From the opening shot, Nightcrawler is a beautiful motion picture. Taking place entirely in downtown Los Angeles, the film is defined by night skies lit with car lights and convenience stores. Shot with Arri Alexa XT cameras, cinematographer Robert Elswit (The Town; There Will Be Blood) captures the grit and dark charm of Los Angeles down to the faintest shadows. This is a superb film to look at, and should be studied for the way it beautifully depicts nighttime, as most of the film takes place after the sun has set.
Commendable as well are the stunts in the film, which rely on practical effects and some great stunt drivers. Veteran composer James Newton Howard provides the film its haunting score, particularly the main theme of the picture, which is given more weight as you progress into the film’s two-hour runtime. Some of the edits in the film dragged out a little too much, and at times I felt that a tighter dialogue scene here or there would’ve added to the tension in the narrative.

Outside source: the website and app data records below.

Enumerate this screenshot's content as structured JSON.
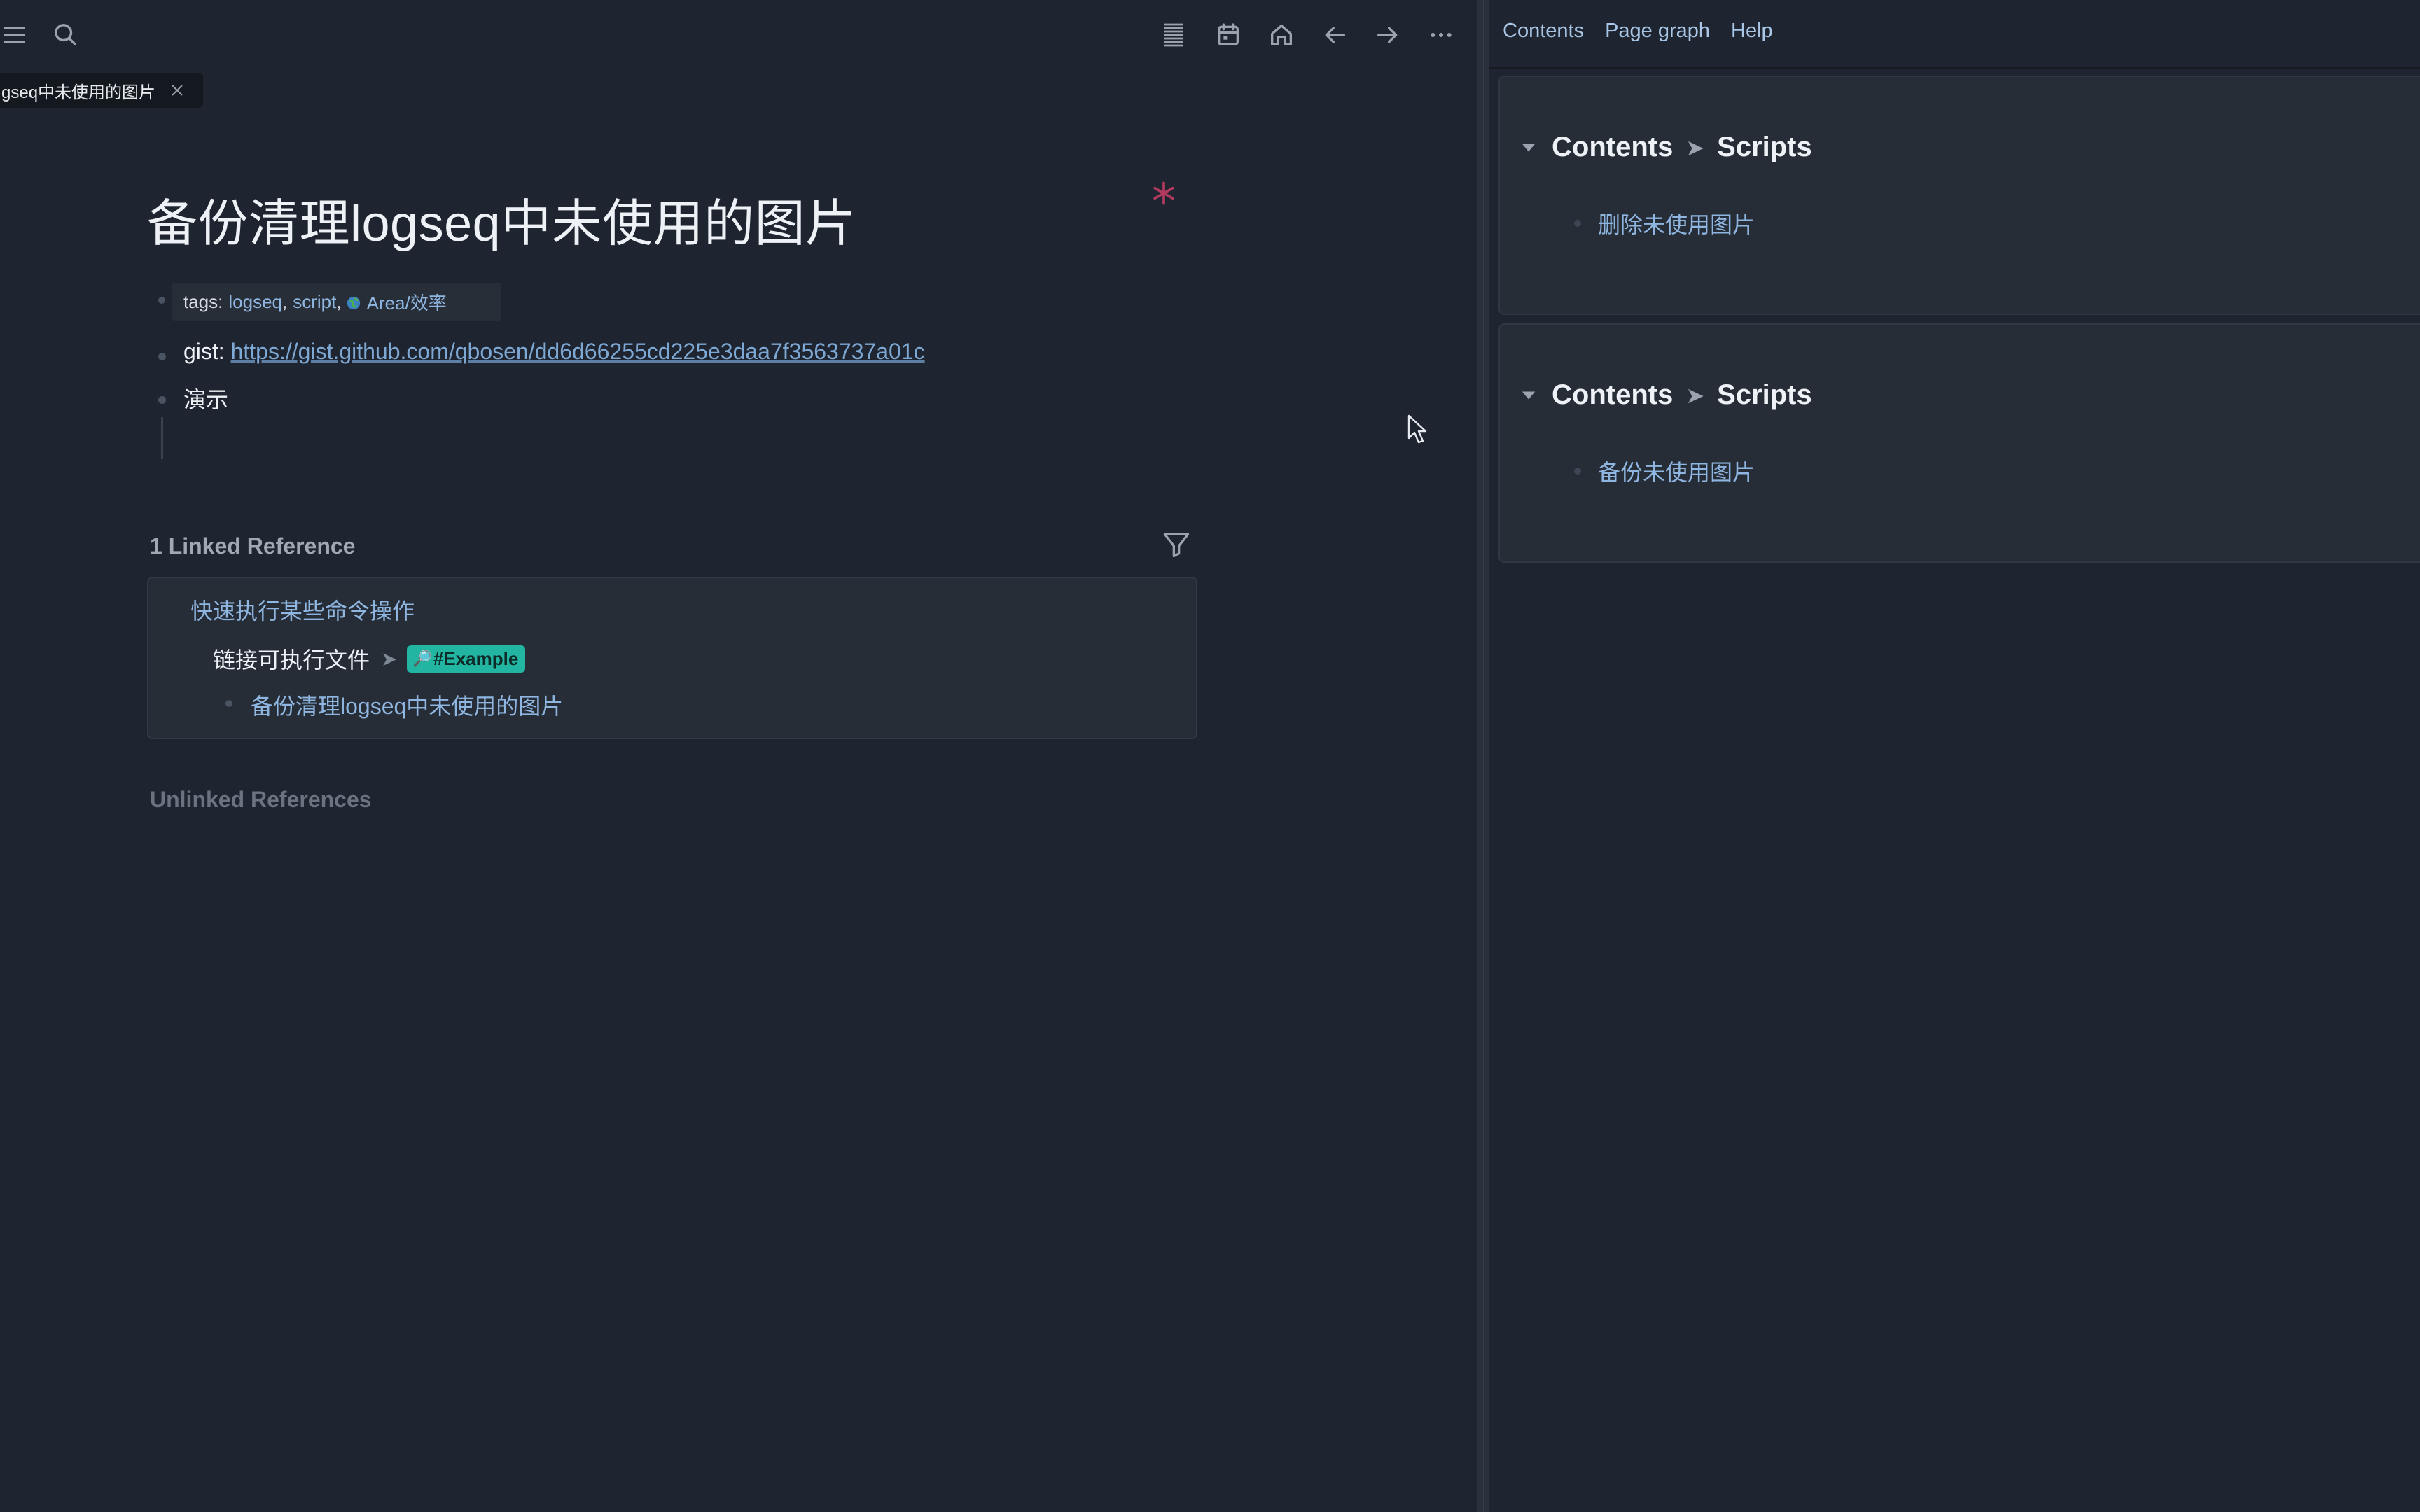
{
  "tab": {
    "label": "gseq中未使用的图片"
  },
  "page": {
    "title": "备份清理logseq中未使用的图片",
    "properties": {
      "tags_label": "tags:",
      "tags": [
        "logseq",
        "script",
        "Area/效率"
      ],
      "separator": ","
    },
    "gist_label": "gist:",
    "gist_url": "https://gist.github.com/qbosen/dd6d66255cd225e3daa7f3563737a01c",
    "demo_label": "演示"
  },
  "linked_references": {
    "title": "1 Linked Reference",
    "page_link": "快速执行某些命令操作",
    "breadcrumb_parent": "链接可执行文件",
    "breadcrumb_tag": "#Example",
    "child": "备份清理logseq中未使用的图片"
  },
  "unlinked_references": {
    "title": "Unlinked References"
  },
  "right_sidebar": {
    "tabs": [
      "Contents",
      "Page graph",
      "Help"
    ],
    "cards": [
      {
        "crumb_parent": "Contents",
        "crumb_child": "Scripts",
        "item": "删除未使用图片"
      },
      {
        "crumb_parent": "Contents",
        "crumb_child": "Scripts",
        "item": "备份未使用图片"
      }
    ]
  },
  "icons": {
    "topbar_left": [
      "menu-icon",
      "search-icon"
    ],
    "topbar_right": [
      "list-icon",
      "calendar-icon",
      "home-icon",
      "arrow-left-icon",
      "arrow-right-icon",
      "more-icon"
    ]
  },
  "colors": {
    "background": "#1f2530",
    "link": "#8fb6e0",
    "tag_bg": "#21b5a2",
    "star": "#b23a5e"
  }
}
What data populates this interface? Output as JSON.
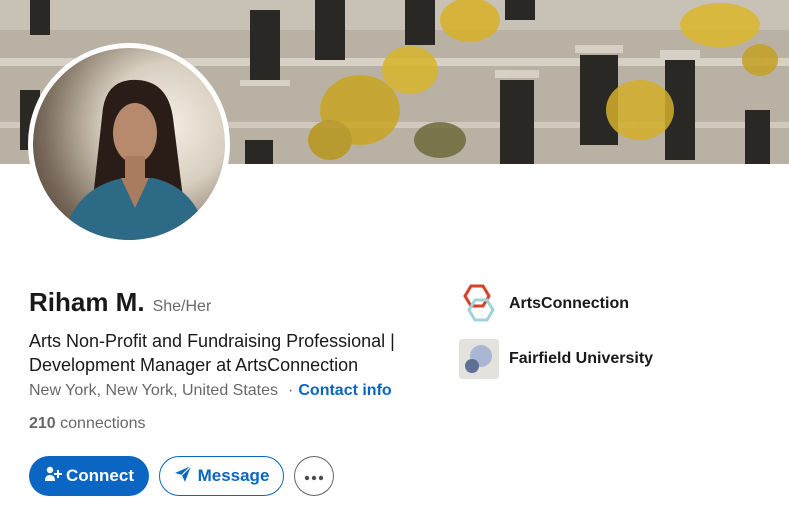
{
  "profile": {
    "name": "Riham M.",
    "pronouns": "She/Her",
    "headline": "Arts Non-Profit and Fundraising Professional | Development Manager at ArtsConnection",
    "location": "New York, New York, United States",
    "separator": "·",
    "contact_info": "Contact info",
    "connections_count": "210",
    "connections_label": "connections"
  },
  "actions": {
    "connect_label": "Connect",
    "message_label": "Message"
  },
  "organizations": [
    {
      "name": "ArtsConnection",
      "icon": "artsconnection-logo"
    },
    {
      "name": "Fairfield University",
      "icon": "fairfield-university-logo"
    }
  ],
  "colors": {
    "primary": "#0a66c2",
    "text_secondary": "#666666"
  }
}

This film wants you to think of that last video you saw online of someone getting hurt, or that last news story you watched where a building was up in flames, and to think of the real people that were suffering for your entertainment. Is there a different reaction from a viewer if they witness something horrifically violent from in front of a screen as opposed to actually witnessing it? Do we even take violence as seriously as we once did, because of being desensitized? Should the media be so open about the personal lives of those they report about? What good is a news source that only aspires to achieving ratings, as opposed to legitimate, important information?
It’s not my duty to answer these questions―that’s for you the viewer to decide. I will say this much: it is wonderful to see a film that leaves me squandering with my own ethical views. The greatest films are the ones that speak to us, whether that be an intellectual or emotional experience. I experienced a great time―those who enjoy a good crime thriller will too―and appreciate the wonderful questions the film presents. Nightcrawler asks these honestly disturbing questions, perhaps not so we can scoff at the madman of Lou Bloom, but so we can recognize the madman found in all of us.
+ Smart social commentary
+ Jake Gyllenhaal
+ Great cinematography
+ Genuine Suspense
- Minor Editing Flubs
- Mysterious lead can be frustrating for those who prefer a traditional, straightforward narrative